– Aeschylus, The Oresteia, Robert Fagles Trans., Penguin Classics, (1977).
– Fagles, R., The Serpent and the Eagle, Penguin Classics, (1977).
– Harington, J., Aeschylus, Yale University Press, (1986).
– Sommerstein, A. H., Aeschylean Tragedy, Levante Editori-Bari, (1996).

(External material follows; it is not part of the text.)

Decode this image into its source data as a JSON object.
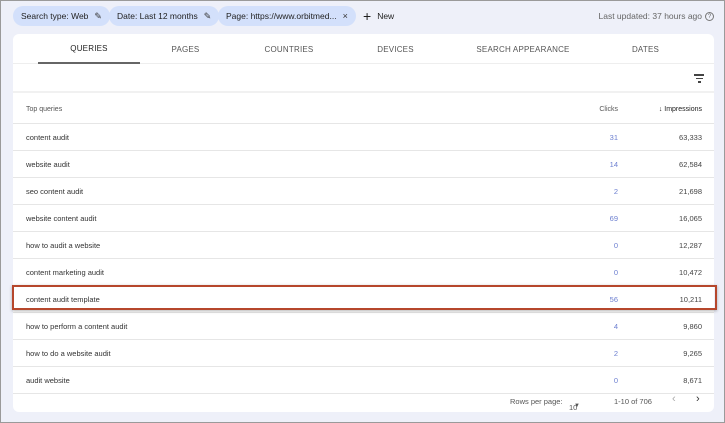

– Thomson, G., The Oresteia of Aeschylus, Czechoslovak Academy of Sciences, (1966).